ABOUT THIS EXERCISE =
Every record here needs to be duplicated exactly.

(INPUT DATA Opens)

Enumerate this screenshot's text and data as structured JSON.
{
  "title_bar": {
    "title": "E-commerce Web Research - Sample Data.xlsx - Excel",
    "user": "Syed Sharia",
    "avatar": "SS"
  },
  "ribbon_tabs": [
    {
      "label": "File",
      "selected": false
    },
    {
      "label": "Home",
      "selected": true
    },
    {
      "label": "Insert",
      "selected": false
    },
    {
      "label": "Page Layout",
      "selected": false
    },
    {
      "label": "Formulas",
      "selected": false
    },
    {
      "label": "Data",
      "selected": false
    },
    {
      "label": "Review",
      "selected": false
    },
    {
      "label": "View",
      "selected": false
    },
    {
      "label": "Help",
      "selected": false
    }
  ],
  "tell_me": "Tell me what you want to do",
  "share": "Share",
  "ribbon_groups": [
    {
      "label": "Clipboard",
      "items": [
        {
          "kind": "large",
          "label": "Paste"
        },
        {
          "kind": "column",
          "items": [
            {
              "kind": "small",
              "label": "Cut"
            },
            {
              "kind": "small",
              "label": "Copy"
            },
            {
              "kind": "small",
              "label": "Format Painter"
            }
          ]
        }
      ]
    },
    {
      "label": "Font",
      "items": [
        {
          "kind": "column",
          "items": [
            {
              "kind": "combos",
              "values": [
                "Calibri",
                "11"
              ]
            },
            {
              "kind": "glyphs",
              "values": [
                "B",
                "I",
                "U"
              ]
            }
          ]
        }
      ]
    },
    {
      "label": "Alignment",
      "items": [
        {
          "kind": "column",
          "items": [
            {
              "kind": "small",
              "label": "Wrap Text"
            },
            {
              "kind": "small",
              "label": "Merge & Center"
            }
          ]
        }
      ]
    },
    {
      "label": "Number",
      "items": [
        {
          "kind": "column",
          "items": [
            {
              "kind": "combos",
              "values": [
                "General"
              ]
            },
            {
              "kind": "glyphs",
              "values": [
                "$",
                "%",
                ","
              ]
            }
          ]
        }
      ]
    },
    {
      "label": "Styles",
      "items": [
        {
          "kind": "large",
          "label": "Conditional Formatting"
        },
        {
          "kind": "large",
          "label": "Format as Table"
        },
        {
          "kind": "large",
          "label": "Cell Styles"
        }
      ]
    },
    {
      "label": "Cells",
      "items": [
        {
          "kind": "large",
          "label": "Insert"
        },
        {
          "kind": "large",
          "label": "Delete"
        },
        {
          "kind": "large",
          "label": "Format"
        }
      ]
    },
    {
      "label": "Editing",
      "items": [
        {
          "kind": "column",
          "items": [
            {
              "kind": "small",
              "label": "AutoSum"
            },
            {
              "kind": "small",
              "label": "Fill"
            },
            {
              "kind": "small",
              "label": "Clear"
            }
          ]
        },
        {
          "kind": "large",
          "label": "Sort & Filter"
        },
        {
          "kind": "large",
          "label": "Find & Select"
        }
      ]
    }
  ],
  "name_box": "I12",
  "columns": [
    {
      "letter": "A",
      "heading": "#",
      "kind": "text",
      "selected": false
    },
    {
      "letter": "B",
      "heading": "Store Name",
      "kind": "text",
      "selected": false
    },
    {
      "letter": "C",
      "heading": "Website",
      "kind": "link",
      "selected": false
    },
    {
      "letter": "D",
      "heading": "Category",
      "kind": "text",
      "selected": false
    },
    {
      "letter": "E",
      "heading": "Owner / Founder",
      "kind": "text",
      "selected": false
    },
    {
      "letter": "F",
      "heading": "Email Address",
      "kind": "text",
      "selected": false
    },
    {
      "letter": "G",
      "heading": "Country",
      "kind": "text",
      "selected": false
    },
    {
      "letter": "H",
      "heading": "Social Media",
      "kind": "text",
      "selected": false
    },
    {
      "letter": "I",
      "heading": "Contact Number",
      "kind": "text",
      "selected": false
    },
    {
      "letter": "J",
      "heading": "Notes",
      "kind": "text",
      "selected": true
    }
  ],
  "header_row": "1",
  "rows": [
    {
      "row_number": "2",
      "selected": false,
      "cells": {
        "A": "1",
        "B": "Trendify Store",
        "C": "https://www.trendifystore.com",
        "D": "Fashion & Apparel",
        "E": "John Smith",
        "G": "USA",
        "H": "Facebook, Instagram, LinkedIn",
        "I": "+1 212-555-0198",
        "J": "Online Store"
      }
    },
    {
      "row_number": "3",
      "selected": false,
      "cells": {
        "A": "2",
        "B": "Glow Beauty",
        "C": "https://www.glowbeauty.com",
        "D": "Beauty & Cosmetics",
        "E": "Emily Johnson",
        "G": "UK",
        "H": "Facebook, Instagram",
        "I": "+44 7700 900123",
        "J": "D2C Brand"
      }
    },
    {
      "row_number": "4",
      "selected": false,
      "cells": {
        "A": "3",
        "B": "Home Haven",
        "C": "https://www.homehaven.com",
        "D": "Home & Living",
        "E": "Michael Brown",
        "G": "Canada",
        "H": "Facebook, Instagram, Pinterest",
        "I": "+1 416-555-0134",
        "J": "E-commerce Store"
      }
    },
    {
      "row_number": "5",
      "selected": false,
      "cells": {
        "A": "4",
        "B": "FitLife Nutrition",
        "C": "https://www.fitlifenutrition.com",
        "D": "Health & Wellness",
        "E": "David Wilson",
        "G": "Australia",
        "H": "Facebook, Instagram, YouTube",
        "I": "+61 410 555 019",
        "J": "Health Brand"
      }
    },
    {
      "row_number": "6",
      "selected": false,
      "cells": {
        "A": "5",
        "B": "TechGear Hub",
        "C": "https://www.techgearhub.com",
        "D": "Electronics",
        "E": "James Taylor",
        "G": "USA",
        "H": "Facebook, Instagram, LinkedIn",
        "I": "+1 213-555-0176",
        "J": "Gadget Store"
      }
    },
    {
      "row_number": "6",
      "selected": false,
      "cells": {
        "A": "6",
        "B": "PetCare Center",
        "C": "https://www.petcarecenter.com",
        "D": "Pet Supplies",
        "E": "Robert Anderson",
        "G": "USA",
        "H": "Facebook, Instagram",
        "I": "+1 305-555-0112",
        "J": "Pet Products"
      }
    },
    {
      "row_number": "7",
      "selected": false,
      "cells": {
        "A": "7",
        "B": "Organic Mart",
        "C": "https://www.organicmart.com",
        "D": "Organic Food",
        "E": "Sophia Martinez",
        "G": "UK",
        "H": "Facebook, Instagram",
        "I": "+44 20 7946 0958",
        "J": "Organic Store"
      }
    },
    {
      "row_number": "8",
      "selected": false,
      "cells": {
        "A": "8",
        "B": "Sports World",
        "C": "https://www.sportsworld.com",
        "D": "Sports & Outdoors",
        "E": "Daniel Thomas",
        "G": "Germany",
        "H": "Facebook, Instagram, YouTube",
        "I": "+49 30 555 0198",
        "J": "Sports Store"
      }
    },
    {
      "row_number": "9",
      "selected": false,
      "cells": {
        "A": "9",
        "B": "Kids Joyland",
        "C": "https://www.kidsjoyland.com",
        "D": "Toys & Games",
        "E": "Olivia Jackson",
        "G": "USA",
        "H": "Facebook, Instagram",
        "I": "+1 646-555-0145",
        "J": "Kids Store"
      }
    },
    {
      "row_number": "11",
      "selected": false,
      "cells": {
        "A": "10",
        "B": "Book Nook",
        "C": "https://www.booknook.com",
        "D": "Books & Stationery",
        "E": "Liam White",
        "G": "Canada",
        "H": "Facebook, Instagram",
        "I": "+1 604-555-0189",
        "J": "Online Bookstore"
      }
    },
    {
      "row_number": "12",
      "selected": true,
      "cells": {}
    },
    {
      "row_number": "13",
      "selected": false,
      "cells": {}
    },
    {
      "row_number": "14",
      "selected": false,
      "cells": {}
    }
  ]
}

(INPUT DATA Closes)

RESULT OF THE TASK =
Enumerate this screenshot's text and data as structured JSON.
{
  "title_bar": {
    "title": "E-commerce Web Research - Sample Data.xlsx - Excel",
    "user": "Syed Sharia",
    "avatar": "SS"
  },
  "ribbon_tabs": [
    {
      "label": "File",
      "selected": false
    },
    {
      "label": "Home",
      "selected": true
    },
    {
      "label": "Insert",
      "selected": false
    },
    {
      "label": "Page Layout",
      "selected": false
    },
    {
      "label": "Formulas",
      "selected": false
    },
    {
      "label": "Data",
      "selected": false
    },
    {
      "label": "Review",
      "selected": false
    },
    {
      "label": "View",
      "selected": false
    },
    {
      "label": "Help",
      "selected": false
    }
  ],
  "tell_me": "Tell me what you want to do",
  "share": "Share",
  "ribbon_groups": [
    {
      "label": "Clipboard",
      "items": [
        {
          "kind": "large",
          "label": "Paste"
        },
        {
          "kind": "column",
          "items": [
            {
              "kind": "small",
              "label": "Cut"
            },
            {
              "kind": "small",
              "label": "Copy"
            },
            {
              "kind": "small",
              "label": "Format Painter"
            }
          ]
        }
      ]
    },
    {
      "label": "Font",
      "items": [
        {
          "kind": "column",
          "items": [
            {
              "kind": "combos",
              "values": [
                "Calibri",
                "11"
              ]
            },
            {
              "kind": "glyphs",
              "values": [
                "B",
                "I",
                "U"
              ]
            }
          ]
        }
      ]
    },
    {
      "label": "Alignment",
      "items": [
        {
          "kind": "column",
          "items": [
            {
              "kind": "small",
              "label": "Wrap Text"
            },
            {
              "kind": "small",
              "label": "Merge & Center"
            }
          ]
        }
      ]
    },
    {
      "label": "Number",
      "items": [
        {
          "kind": "column",
          "items": [
            {
              "kind": "combos",
              "values": [
                "General"
              ]
            },
            {
              "kind": "glyphs",
              "values": [
                "$",
                "%",
                ","
              ]
            }
          ]
        }
      ]
    },
    {
      "label": "Styles",
      "items": [
        {
          "kind": "large",
          "label": "Conditional Formatting"
        },
        {
          "kind": "large",
          "label": "Format as Table"
        },
        {
          "kind": "large",
          "label": "Cell Styles"
        }
      ]
    },
    {
      "label": "Cells",
      "items": [
        {
          "kind": "large",
          "label": "Insert"
        },
        {
          "kind": "large",
          "label": "Delete"
        },
        {
          "kind": "large",
          "label": "Format"
        }
      ]
    },
    {
      "label": "Editing",
      "items": [
        {
          "kind": "column",
          "items": [
            {
              "kind": "small",
              "label": "AutoSum"
            },
            {
              "kind": "small",
              "label": "Fill"
            },
            {
              "kind": "small",
              "label": "Clear"
            }
          ]
        },
        {
          "kind": "large",
          "label": "Sort & Filter"
        },
        {
          "kind": "large",
          "label": "Find & Select"
        }
      ]
    }
  ],
  "name_box": "I12",
  "columns": [
    {
      "letter": "A",
      "heading": "#",
      "kind": "text",
      "selected": false
    },
    {
      "letter": "B",
      "heading": "Store Name",
      "kind": "text",
      "selected": false
    },
    {
      "letter": "C",
      "heading": "Website",
      "kind": "link",
      "selected": false
    },
    {
      "letter": "D",
      "heading": "Category",
      "kind": "text",
      "selected": false
    },
    {
      "letter": "E",
      "heading": "Owner / Founder",
      "kind": "text",
      "selected": false
    },
    {
      "letter": "F",
      "heading": "Email Address",
      "kind": "text",
      "selected": false
    },
    {
      "letter": "G",
      "heading": "Country",
      "kind": "text",
      "selected": false
    },
    {
      "letter": "H",
      "heading": "Social Media",
      "kind": "text",
      "selected": false
    },
    {
      "letter": "I",
      "heading": "Contact Number",
      "kind": "text",
      "selected": false
    },
    {
      "letter": "J",
      "heading": "Notes",
      "kind": "text",
      "selected": true
    }
  ],
  "header_row": "1",
  "rows": [
    {
      "row_number": "2",
      "selected": false,
      "cells": {
        "A": "1",
        "B": "Trendify Store",
        "C": "https://www.trendifystore.com",
        "D": "Fashion & Apparel",
        "E": "John Smith",
        "G": "USA",
        "H": "Facebook, Instagram, LinkedIn",
        "I": "+1 212-555-0198",
        "J": "Online Store"
      }
    },
    {
      "row_number": "3",
      "selected": false,
      "cells": {
        "A": "2",
        "B": "Glow Beauty",
        "C": "https://www.glowbeauty.com",
        "D": "Beauty & Cosmetics",
        "E": "Emily Johnson",
        "G": "UK",
        "H": "Facebook, Instagram",
        "I": "+44 7700 900123",
        "J": "D2C Brand"
      }
    },
    {
      "row_number": "4",
      "selected": false,
      "cells": {
        "A": "3",
        "B": "Home Haven",
        "C": "https://www.homehaven.com",
        "D": "Home & Living",
        "E": "Michael Brown",
        "G": "Canada",
        "H": "Facebook, Instagram, Pinterest",
        "I": "+1 416-555-0134",
        "J": "E-commerce Store"
      }
    },
    {
      "row_number": "5",
      "selected": false,
      "cells": {
        "A": "4",
        "B": "FitLife Nutrition",
        "C": "https://www.fitlifenutrition.com",
        "D": "Health & Wellness",
        "E": "David Wilson",
        "G": "Australia",
        "H": "Facebook, Instagram, YouTube",
        "I": "+61 410 555 019",
        "J": "Health Brand"
      }
    },
    {
      "row_number": "6",
      "selected": false,
      "cells": {
        "A": "5",
        "B": "TechGear Hub",
        "C": "https://www.techgearhub.com",
        "D": "Electronics",
        "E": "James Taylor",
        "G": "USA",
        "H": "Facebook, Instagram, LinkedIn",
        "I": "+1 213-555-0176",
        "J": "Gadget Store"
      }
    },
    {
      "row_number": "6",
      "selected": false,
      "cells": {
        "A": "6",
        "B": "PetCare Center",
        "C": "https://www.petcarecenter.com",
        "D": "Pet Supplies",
        "E": "Robert Anderson",
        "G": "USA",
        "H": "Facebook, Instagram",
        "I": "+1 305-555-0112",
        "J": "Pet Products"
      }
    },
    {
      "row_number": "7",
      "selected": false,
      "cells": {
        "A": "7",
        "B": "Organic Mart",
        "C": "https://www.organicmart.com",
        "D": "Organic Food",
        "E": "Sophia Martinez",
        "G": "UK",
        "H": "Facebook, Instagram",
        "I": "+44 20 7946 0958",
        "J": "Organic Store"
      }
    },
    {
      "row_number": "8",
      "selected": false,
      "cells": {
        "A": "8",
        "B": "Sports World",
        "C": "https://www.sportsworld.com",
        "D": "Sports & Outdoors",
        "E": "Daniel Thomas",
        "G": "Germany",
        "H": "Facebook, Instagram, YouTube",
        "I": "+49 30 555 0198",
        "J": "Sports Store"
      }
    },
    {
      "row_number": "9",
      "selected": false,
      "cells": {
        "A": "9",
        "B": "Kids Joyland",
        "C": "https://www.kidsjoyland.com",
        "D": "Toys & Games",
        "E": "Olivia Jackson",
        "G": "USA",
        "H": "Facebook, Instagram",
        "I": "+1 646-555-0145",
        "J": "Kids Store"
      }
    },
    {
      "row_number": "11",
      "selected": false,
      "cells": {
        "A": "10",
        "B": "Book Nook",
        "C": "https://www.booknook.com",
        "D": "Books & Stationery",
        "E": "Liam White",
        "G": "Canada",
        "H": "Facebook, Instagram",
        "I": "+1 604-555-0189",
        "J": "Online Bookstore"
      }
    },
    {
      "row_number": "12",
      "selected": true,
      "cells": {}
    },
    {
      "row_number": "13",
      "selected": false,
      "cells": {}
    },
    {
      "row_number": "14",
      "selected": false,
      "cells": {}
    }
  ]
}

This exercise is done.